    “Whaddaya want?” barked the voice, which was attached to a wizened, hunched man.

    “Hey!” I started, just like the last thirty times, “I’m James and this is my wife, Jessica. We just–“

    “Moved in down the street?” he asked, rhetorically, “Yeah, I noticed.”

    “Well, we brought you cookies!” Jess piped, trying her hardest to salvage the situation.

    The old man scoffed. “I doubt I could chew ‘em.” He took a knobbly finger and pulled his lip to reveal empty gums.

    “Would you like to take them anyway?” she offered.

    “Nope,” he promptly answered.

    “Are you sure?” she insisted, “We worked pretty hard making sure we had enough for everyone.”

    “Nope,” he repeated, drawing out his N.

    I could see that the encounter was only going to devolve from there, so I gave her an unsubtle jab down the weed-infested walkway toward the sidewalk.

    “Well, better get to unpacking,” she said, plastering a fake smile on her face.

    “You do that,” he concluded.

    The man slammed the door, leaving me and Jess to make the walk home. I tried to convince her that the whole thing wasn’t my fault, but she would have none of it. She was adamant that I had somehow done something to ruin our last first impression. By the time we got to our front steps, I had decided to let her be angry and that I’d figure something out to make up.

    We spent the next few days unpacking, but my mind was rarely on the task at hand. More often than not, I was thinking about the plate of cookies sitting on the box marked “DISHES”  and what I was going to do about the man in the white house. Luckily, I found my answer at the back of the moving trailer in the form of two red gas cans, a weed-whacker, and a stubborn lawnmower.

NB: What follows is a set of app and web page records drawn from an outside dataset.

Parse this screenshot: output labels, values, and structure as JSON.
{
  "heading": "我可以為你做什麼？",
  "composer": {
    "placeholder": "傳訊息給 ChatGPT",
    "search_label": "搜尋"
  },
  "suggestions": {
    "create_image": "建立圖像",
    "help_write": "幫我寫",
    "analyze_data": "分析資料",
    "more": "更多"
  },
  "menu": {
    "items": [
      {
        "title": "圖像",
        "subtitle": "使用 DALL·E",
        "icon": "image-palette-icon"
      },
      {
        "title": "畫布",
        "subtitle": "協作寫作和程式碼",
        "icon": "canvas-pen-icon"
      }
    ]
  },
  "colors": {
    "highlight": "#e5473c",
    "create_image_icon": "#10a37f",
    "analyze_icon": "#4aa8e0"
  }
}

    After a hasty explanation and farewell to Jess, I set to work lugging everything down the street to the old, white house. Nothing was especially heavy, save maybe the mower, but the load as a whole was quite cumbersome. I frequently stopped to adjust my grip on the gas cans to ensure that I wouldn’t unexpectedly douse myself with my choice of gasoline or forty-to-one gas-oil mixture.

    Eventually, I made it to my destination sweaty, but not having turned myself into a walking Molotov cocktail. Immediately, I set to work coaxing the mower into functioning, which devolved into me cursing and futilely flailing my arms.